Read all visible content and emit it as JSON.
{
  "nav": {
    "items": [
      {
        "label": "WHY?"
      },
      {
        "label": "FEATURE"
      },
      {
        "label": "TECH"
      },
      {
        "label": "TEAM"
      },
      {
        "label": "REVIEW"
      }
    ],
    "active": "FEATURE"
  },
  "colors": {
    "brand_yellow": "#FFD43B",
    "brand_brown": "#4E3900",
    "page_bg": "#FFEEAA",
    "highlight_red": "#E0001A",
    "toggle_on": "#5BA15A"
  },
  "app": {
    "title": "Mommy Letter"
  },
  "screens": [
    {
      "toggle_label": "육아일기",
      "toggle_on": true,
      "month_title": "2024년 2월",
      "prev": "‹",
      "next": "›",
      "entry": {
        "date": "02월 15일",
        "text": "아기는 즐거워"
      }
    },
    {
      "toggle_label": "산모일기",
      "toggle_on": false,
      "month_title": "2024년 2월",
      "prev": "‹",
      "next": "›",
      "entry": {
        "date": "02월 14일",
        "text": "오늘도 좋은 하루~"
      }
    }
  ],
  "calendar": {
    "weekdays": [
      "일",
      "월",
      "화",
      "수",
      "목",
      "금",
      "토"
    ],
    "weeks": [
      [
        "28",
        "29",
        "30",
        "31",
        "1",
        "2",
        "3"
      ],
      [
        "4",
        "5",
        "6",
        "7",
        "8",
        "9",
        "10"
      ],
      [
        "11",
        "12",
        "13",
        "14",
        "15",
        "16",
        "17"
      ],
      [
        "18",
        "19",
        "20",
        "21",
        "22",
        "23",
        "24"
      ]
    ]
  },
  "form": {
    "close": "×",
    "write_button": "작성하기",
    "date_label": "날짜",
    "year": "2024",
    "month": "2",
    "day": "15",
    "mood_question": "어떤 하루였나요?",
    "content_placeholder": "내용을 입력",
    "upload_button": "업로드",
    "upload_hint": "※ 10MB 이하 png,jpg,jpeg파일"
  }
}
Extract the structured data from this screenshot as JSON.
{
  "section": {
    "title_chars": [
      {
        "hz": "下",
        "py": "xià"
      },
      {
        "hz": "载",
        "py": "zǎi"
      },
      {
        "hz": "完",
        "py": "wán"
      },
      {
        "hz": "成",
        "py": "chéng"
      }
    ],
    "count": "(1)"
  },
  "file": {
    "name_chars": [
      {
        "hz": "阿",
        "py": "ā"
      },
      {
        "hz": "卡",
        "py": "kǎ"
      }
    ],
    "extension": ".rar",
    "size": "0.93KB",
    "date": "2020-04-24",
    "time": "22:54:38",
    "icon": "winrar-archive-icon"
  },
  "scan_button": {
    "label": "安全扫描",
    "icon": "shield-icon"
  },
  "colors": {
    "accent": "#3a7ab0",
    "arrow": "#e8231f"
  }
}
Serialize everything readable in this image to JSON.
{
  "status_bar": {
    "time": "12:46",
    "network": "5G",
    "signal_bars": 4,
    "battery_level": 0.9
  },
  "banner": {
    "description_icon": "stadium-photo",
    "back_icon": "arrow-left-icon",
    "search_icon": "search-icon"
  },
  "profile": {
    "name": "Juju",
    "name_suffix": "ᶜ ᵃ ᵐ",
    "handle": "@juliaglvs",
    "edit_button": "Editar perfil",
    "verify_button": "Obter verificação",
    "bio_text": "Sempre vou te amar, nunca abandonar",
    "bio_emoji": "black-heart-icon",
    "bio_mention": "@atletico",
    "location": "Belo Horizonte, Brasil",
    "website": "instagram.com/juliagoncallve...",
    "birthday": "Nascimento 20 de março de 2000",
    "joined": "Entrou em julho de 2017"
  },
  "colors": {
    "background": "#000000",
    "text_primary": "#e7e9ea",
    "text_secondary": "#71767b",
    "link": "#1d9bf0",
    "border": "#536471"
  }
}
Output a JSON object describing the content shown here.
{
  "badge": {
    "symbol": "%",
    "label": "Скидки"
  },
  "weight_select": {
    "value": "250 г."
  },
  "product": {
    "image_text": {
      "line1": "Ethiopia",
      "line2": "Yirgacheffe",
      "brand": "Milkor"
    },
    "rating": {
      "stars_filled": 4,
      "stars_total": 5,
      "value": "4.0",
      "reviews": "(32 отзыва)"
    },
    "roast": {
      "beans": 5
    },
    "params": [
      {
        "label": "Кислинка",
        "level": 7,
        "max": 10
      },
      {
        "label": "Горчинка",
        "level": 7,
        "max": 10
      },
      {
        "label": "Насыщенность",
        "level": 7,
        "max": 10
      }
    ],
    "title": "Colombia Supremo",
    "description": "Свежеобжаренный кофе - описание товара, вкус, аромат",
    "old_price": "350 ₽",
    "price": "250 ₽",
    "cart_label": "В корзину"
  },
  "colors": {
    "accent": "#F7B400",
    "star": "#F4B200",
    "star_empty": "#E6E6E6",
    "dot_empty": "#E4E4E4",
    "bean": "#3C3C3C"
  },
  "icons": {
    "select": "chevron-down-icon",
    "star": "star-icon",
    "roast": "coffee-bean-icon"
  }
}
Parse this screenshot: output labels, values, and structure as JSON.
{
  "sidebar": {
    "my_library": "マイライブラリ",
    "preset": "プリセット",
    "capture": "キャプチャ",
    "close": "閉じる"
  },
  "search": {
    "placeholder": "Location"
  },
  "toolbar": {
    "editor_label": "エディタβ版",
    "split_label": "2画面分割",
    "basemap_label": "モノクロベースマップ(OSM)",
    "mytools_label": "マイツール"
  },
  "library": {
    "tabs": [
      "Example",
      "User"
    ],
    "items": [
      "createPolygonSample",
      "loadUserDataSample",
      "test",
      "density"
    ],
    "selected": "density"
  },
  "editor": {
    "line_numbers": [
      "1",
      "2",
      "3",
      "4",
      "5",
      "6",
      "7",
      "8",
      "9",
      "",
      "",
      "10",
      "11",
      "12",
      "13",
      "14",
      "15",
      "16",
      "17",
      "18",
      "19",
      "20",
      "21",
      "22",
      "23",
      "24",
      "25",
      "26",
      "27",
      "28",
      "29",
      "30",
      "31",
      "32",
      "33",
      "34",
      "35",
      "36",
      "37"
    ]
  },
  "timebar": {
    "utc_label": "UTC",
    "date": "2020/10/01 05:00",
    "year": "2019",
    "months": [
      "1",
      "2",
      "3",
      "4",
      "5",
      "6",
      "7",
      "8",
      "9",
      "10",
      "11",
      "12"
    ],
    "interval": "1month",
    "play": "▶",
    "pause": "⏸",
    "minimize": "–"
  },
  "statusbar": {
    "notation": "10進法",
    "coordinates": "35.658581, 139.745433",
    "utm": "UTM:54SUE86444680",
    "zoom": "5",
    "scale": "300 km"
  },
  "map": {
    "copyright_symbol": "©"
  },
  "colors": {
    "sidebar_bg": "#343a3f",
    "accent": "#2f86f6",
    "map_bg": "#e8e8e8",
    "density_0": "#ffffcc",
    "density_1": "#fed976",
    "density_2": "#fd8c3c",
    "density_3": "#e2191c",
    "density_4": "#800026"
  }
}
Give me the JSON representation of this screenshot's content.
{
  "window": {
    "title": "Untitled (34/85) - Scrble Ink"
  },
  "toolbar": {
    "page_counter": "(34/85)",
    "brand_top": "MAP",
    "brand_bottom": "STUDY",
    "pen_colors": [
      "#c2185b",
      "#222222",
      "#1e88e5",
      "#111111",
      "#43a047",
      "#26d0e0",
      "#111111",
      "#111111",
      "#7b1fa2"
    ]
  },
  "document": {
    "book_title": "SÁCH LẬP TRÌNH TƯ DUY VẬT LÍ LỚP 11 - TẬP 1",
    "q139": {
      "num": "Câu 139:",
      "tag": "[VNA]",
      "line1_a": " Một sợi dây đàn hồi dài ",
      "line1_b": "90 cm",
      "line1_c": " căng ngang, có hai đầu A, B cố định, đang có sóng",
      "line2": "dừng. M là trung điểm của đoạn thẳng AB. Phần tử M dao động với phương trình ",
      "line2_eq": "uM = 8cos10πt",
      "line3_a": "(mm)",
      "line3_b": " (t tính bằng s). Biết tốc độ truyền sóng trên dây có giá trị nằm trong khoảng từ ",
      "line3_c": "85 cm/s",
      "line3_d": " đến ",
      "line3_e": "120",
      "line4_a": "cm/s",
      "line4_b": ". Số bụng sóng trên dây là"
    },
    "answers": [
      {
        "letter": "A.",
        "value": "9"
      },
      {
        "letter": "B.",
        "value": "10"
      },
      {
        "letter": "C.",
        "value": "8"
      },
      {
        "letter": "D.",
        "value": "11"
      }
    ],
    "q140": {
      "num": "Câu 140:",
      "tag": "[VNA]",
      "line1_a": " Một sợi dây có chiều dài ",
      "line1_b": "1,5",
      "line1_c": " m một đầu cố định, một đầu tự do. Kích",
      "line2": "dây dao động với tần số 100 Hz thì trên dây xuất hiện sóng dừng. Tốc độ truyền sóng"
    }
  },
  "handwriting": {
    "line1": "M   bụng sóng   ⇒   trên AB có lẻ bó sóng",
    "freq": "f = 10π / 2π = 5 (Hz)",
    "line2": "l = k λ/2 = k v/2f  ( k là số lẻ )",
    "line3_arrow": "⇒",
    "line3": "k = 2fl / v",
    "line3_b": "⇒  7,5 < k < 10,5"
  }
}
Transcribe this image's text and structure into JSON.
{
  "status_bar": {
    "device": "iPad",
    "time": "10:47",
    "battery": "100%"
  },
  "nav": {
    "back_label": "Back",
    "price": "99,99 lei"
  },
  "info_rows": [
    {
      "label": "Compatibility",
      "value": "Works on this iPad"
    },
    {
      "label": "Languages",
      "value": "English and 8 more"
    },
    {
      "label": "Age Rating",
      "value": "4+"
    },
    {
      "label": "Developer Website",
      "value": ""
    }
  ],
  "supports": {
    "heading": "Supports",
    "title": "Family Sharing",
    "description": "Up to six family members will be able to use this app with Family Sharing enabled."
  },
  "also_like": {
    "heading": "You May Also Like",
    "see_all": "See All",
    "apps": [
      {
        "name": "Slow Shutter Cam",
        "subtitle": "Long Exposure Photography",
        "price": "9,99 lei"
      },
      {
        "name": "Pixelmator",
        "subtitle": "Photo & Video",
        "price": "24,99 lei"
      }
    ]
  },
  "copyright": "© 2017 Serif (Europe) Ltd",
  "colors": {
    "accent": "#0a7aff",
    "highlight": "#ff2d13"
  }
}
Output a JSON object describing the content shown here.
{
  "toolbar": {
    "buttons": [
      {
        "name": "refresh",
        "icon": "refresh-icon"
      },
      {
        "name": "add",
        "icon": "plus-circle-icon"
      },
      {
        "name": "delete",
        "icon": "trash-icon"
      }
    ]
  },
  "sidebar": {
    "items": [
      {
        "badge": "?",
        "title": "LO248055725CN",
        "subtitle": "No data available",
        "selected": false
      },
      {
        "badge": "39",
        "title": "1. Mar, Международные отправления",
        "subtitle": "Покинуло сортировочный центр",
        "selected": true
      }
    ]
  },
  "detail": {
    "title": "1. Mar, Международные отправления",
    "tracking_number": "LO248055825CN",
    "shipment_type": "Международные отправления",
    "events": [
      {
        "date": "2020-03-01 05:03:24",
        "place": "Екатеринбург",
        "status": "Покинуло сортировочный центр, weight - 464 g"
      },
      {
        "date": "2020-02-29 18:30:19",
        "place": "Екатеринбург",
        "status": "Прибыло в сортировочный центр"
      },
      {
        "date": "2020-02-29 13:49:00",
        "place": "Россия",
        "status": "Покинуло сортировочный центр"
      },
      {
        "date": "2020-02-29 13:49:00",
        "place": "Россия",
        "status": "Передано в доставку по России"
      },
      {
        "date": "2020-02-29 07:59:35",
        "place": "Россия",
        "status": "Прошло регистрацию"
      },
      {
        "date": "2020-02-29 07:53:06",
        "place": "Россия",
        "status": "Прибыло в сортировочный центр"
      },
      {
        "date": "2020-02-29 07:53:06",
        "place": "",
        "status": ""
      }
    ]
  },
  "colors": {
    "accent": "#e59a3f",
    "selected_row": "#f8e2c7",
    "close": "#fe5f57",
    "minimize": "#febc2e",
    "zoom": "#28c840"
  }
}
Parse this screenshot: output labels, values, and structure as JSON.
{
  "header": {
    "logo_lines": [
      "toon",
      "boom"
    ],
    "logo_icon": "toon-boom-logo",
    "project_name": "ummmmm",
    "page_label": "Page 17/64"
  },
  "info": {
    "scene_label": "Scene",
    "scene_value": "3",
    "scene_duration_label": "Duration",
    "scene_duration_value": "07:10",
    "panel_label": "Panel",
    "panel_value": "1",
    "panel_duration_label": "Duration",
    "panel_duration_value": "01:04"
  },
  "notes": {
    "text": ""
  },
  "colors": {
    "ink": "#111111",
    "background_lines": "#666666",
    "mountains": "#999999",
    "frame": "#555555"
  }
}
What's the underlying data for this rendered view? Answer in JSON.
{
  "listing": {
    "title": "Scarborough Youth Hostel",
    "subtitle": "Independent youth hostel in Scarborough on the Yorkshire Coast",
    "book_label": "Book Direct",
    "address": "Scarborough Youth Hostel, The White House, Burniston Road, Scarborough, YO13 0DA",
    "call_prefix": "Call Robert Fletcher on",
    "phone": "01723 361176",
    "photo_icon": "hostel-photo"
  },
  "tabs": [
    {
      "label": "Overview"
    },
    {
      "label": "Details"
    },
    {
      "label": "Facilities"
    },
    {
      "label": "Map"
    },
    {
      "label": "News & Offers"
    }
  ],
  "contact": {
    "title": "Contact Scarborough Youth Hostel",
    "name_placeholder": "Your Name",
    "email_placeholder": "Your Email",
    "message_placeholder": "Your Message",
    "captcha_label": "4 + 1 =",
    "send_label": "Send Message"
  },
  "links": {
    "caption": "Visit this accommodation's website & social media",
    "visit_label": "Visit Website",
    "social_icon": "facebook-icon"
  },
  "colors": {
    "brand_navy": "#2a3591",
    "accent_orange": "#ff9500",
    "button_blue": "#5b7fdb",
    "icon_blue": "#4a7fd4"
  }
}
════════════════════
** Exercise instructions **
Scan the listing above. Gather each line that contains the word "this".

** Response to the task **
Extract the structured data from this screenshot as JSON.
Serialize everything readable in this image to JSON.
Parse this screenshot: output labels, values, and structure as JSON.
Give me the JSON representation of this screenshot's content.
Transcribe this image's text and structure into JSON.
      "value": "Works on this iPad"
    "description": "Up to six family members will be able to use this app with Family Sharing enabled."
Parse this screenshot: output labels, values, and structure as JSON.
What's the underlying data for this rendered view? Answer in JSON.
    "caption": "Visit this accommodation's website & social media",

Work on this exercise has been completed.